[Interface dataset entries]

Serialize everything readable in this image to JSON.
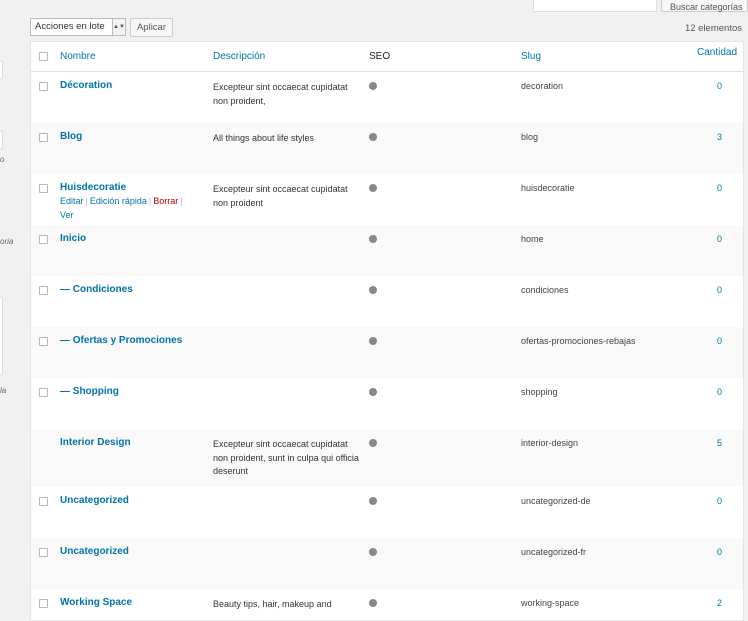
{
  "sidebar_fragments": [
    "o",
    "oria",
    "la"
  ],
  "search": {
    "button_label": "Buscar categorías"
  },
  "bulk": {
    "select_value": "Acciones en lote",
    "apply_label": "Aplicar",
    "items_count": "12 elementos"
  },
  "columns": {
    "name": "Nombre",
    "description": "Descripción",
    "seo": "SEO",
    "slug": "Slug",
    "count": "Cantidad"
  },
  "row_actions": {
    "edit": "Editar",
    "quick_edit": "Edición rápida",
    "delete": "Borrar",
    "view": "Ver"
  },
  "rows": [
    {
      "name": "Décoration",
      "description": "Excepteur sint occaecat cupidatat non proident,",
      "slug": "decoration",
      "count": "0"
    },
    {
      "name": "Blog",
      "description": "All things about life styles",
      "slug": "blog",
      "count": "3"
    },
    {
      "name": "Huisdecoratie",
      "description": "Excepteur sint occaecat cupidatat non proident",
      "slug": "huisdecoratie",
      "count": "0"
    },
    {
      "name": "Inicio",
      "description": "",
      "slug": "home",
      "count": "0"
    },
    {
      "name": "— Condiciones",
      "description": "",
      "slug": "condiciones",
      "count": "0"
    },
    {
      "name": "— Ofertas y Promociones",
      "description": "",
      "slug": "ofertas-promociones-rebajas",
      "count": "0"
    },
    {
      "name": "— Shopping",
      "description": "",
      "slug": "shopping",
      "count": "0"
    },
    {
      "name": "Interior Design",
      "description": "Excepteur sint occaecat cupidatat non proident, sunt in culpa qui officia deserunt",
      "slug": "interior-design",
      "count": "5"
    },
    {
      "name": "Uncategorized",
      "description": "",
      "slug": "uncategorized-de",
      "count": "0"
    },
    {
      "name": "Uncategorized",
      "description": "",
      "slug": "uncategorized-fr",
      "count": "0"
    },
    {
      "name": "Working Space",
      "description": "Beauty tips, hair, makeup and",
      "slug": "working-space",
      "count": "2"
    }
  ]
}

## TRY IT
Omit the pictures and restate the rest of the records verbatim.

## EXERCISE RESPONSE
Serialize everything readable in this image to JSON.
{
  "sidebar_fragments": [
    "o",
    "oria",
    "la"
  ],
  "search": {
    "button_label": "Buscar categorías"
  },
  "bulk": {
    "select_value": "Acciones en lote",
    "apply_label": "Aplicar",
    "items_count": "12 elementos"
  },
  "columns": {
    "name": "Nombre",
    "description": "Descripción",
    "seo": "SEO",
    "slug": "Slug",
    "count": "Cantidad"
  },
  "row_actions": {
    "edit": "Editar",
    "quick_edit": "Edición rápida",
    "delete": "Borrar",
    "view": "Ver"
  },
  "rows": [
    {
      "name": "Décoration",
      "description": "Excepteur sint occaecat cupidatat non proident,",
      "slug": "decoration",
      "count": "0"
    },
    {
      "name": "Blog",
      "description": "All things about life styles",
      "slug": "blog",
      "count": "3"
    },
    {
      "name": "Huisdecoratie",
      "description": "Excepteur sint occaecat cupidatat non proident",
      "slug": "huisdecoratie",
      "count": "0"
    },
    {
      "name": "Inicio",
      "description": "",
      "slug": "home",
      "count": "0"
    },
    {
      "name": "— Condiciones",
      "description": "",
      "slug": "condiciones",
      "count": "0"
    },
    {
      "name": "— Ofertas y Promociones",
      "description": "",
      "slug": "ofertas-promociones-rebajas",
      "count": "0"
    },
    {
      "name": "— Shopping",
      "description": "",
      "slug": "shopping",
      "count": "0"
    },
    {
      "name": "Interior Design",
      "description": "Excepteur sint occaecat cupidatat non proident, sunt in culpa qui officia deserunt",
      "slug": "interior-design",
      "count": "5"
    },
    {
      "name": "Uncategorized",
      "description": "",
      "slug": "uncategorized-de",
      "count": "0"
    },
    {
      "name": "Uncategorized",
      "description": "",
      "slug": "uncategorized-fr",
      "count": "0"
    },
    {
      "name": "Working Space",
      "description": "Beauty tips, hair, makeup and",
      "slug": "working-space",
      "count": "2"
    }
  ]
}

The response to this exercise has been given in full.